Redirected payments is the third area to monitor for fraud.  Typically this happens either by substituting the vendor name on the check for valid bills, or by cutting extra checks.  Again with the flow of funds through a bank account and the fact that checks don’t even get returned anymore it can be difficult to capture this fraud.   There are several actions an organization can take to reduce this.  First is separate invoice entry and payment selection from the person who actually cuts the checks.  If the AP clerk is doing entry and preparing the check ruin, have a second person actually run the check run and compare it to the preliminary register.   The name and amounts should be the same.  Treat it as a batch to be reconciled and require the preliminary register be delivered with the checks to be signed.  If because of volume, software that signs the checks up to a limit is used it’s even more important to have the payment batch review by a second party.  Some software records the name actually printed on the check as part of creating the check record.  In this case a final register should also be printed showing the stored vendor name.  Part of this process should also be to track all check numbers in a batch and from batch to batch.  If there are missing check numbers determine why there are breaks.  This may not stop someone from cutting a check manually and not including in the system, but this will show up quickly during the reconciliation and will reduce it to a one time occurrence.  Most of the new systems utilize blank stock and print the entire check.  This helps with fraud prevention as there are no preprinted checks sitting around to steal.  The down side is there are no pre-printed numbers to monitor, but as long as someone can get your bank transit and account number, having pre-printed stock won’t stop them.

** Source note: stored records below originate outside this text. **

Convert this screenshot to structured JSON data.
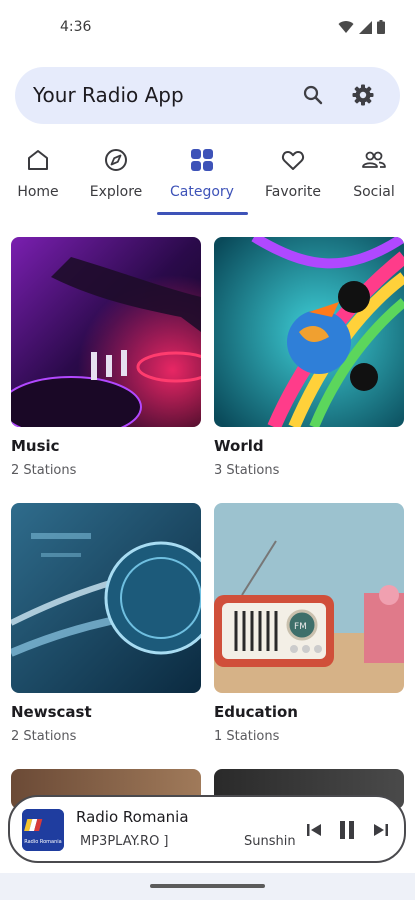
{
  "status_bar": {
    "time": "4:36"
  },
  "app_bar": {
    "title": "Your Radio App"
  },
  "tabs": [
    {
      "label": "Home",
      "icon": "home-icon"
    },
    {
      "label": "Explore",
      "icon": "compass-icon"
    },
    {
      "label": "Category",
      "icon": "grid-icon",
      "active": true
    },
    {
      "label": "Favorite",
      "icon": "heart-icon"
    },
    {
      "label": "Social",
      "icon": "people-icon"
    }
  ],
  "categories": [
    {
      "title": "Music",
      "count": "2 Stations"
    },
    {
      "title": "World",
      "count": "3 Stations"
    },
    {
      "title": "Newscast",
      "count": "2 Stations"
    },
    {
      "title": "Education",
      "count": "1 Stations"
    }
  ],
  "player": {
    "title": "Radio Romania",
    "subtitle": "MP3PLAY.RO ]",
    "marquee": "Sunshine",
    "logo_text": "Radio Romania"
  },
  "colors": {
    "accent": "#3e53b8",
    "search_bg": "#e6ebfb"
  }
}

One way to catch redirected fraud more quickly is through the use of “Positive Pay” available from most banks.  To do this after every check run, you upload a file to your bank that lists the check number date amount and vendor name of all checks cut.  If a check is presented that doesn’t match the file, the bank will notify you and provide a copy of the check for you review.  This is also discussed in external fraud, but it’s just as relevant for re-directed or extra checks that may be created by an employee.

Redundancy of processes

One recurring theme you’ve probably noticed in the advice above, is the need for redundancy in processes so that one person isn’t control all of the steps in any one cash related activity.  It’s much harder to defraud an organization when multiple staff are involved in these activities.  In a larger organization it’s easier to provide these controls, however it’s possible and essential to do them in smaller organizations.

The next posting will talk more about preventing external instigated fraud.

Peter Stam